§ **WHAT TO WORK ON**: Please repeat every record below exactly as written, but leave out the pictures.

§ **LISTED ENTRIES**:

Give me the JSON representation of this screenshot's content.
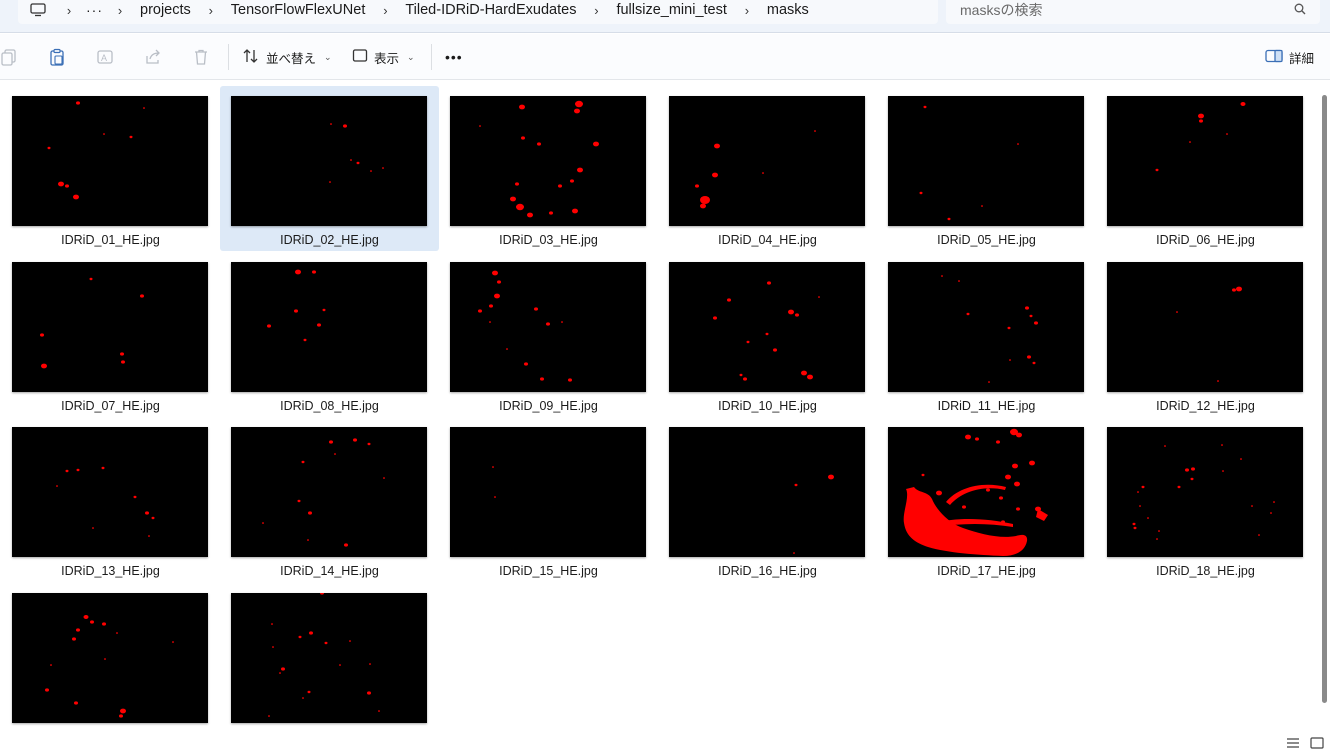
{
  "breadcrumb": {
    "more": "···",
    "items": [
      "projects",
      "TensorFlowFlexUNet",
      "Tiled-IDRiD-HardExudates",
      "fullsize_mini_test",
      "masks"
    ]
  },
  "search": {
    "placeholder": "masksの検索"
  },
  "toolbar": {
    "sort_label": "並べ替え",
    "view_label": "表示",
    "more_label": "•••",
    "details_label": "詳細"
  },
  "files": [
    {
      "name": "IDRiD_01_HE.jpg",
      "selected": false
    },
    {
      "name": "IDRiD_02_HE.jpg",
      "selected": true
    },
    {
      "name": "IDRiD_03_HE.jpg",
      "selected": false
    },
    {
      "name": "IDRiD_04_HE.jpg",
      "selected": false
    },
    {
      "name": "IDRiD_05_HE.jpg",
      "selected": false
    },
    {
      "name": "IDRiD_06_HE.jpg",
      "selected": false
    },
    {
      "name": "IDRiD_07_HE.jpg",
      "selected": false
    },
    {
      "name": "IDRiD_08_HE.jpg",
      "selected": false
    },
    {
      "name": "IDRiD_09_HE.jpg",
      "selected": false
    },
    {
      "name": "IDRiD_10_HE.jpg",
      "selected": false
    },
    {
      "name": "IDRiD_11_HE.jpg",
      "selected": false
    },
    {
      "name": "IDRiD_12_HE.jpg",
      "selected": false
    },
    {
      "name": "IDRiD_13_HE.jpg",
      "selected": false
    },
    {
      "name": "IDRiD_14_HE.jpg",
      "selected": false
    },
    {
      "name": "IDRiD_15_HE.jpg",
      "selected": false
    },
    {
      "name": "IDRiD_16_HE.jpg",
      "selected": false
    },
    {
      "name": "IDRiD_17_HE.jpg",
      "selected": false
    },
    {
      "name": "IDRiD_18_HE.jpg",
      "selected": false
    },
    {
      "name": "",
      "selected": false
    },
    {
      "name": "",
      "selected": false
    }
  ],
  "colors": {
    "mask_red": "#ff0000",
    "selection": "#dde9f7",
    "thumb_bg": "#000000"
  }
}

§ **SOLUTION TO THE EXERCISE**:
Give me the JSON representation of this screenshot's content.
{
  "breadcrumb": {
    "more": "···",
    "items": [
      "projects",
      "TensorFlowFlexUNet",
      "Tiled-IDRiD-HardExudates",
      "fullsize_mini_test",
      "masks"
    ]
  },
  "search": {
    "placeholder": "masksの検索"
  },
  "toolbar": {
    "sort_label": "並べ替え",
    "view_label": "表示",
    "more_label": "•••",
    "details_label": "詳細"
  },
  "files": [
    {
      "name": "IDRiD_01_HE.jpg",
      "selected": false
    },
    {
      "name": "IDRiD_02_HE.jpg",
      "selected": true
    },
    {
      "name": "IDRiD_03_HE.jpg",
      "selected": false
    },
    {
      "name": "IDRiD_04_HE.jpg",
      "selected": false
    },
    {
      "name": "IDRiD_05_HE.jpg",
      "selected": false
    },
    {
      "name": "IDRiD_06_HE.jpg",
      "selected": false
    },
    {
      "name": "IDRiD_07_HE.jpg",
      "selected": false
    },
    {
      "name": "IDRiD_08_HE.jpg",
      "selected": false
    },
    {
      "name": "IDRiD_09_HE.jpg",
      "selected": false
    },
    {
      "name": "IDRiD_10_HE.jpg",
      "selected": false
    },
    {
      "name": "IDRiD_11_HE.jpg",
      "selected": false
    },
    {
      "name": "IDRiD_12_HE.jpg",
      "selected": false
    },
    {
      "name": "IDRiD_13_HE.jpg",
      "selected": false
    },
    {
      "name": "IDRiD_14_HE.jpg",
      "selected": false
    },
    {
      "name": "IDRiD_15_HE.jpg",
      "selected": false
    },
    {
      "name": "IDRiD_16_HE.jpg",
      "selected": false
    },
    {
      "name": "IDRiD_17_HE.jpg",
      "selected": false
    },
    {
      "name": "IDRiD_18_HE.jpg",
      "selected": false
    },
    {
      "name": "",
      "selected": false
    },
    {
      "name": "",
      "selected": false
    }
  ],
  "colors": {
    "mask_red": "#ff0000",
    "selection": "#dde9f7",
    "thumb_bg": "#000000"
  }
}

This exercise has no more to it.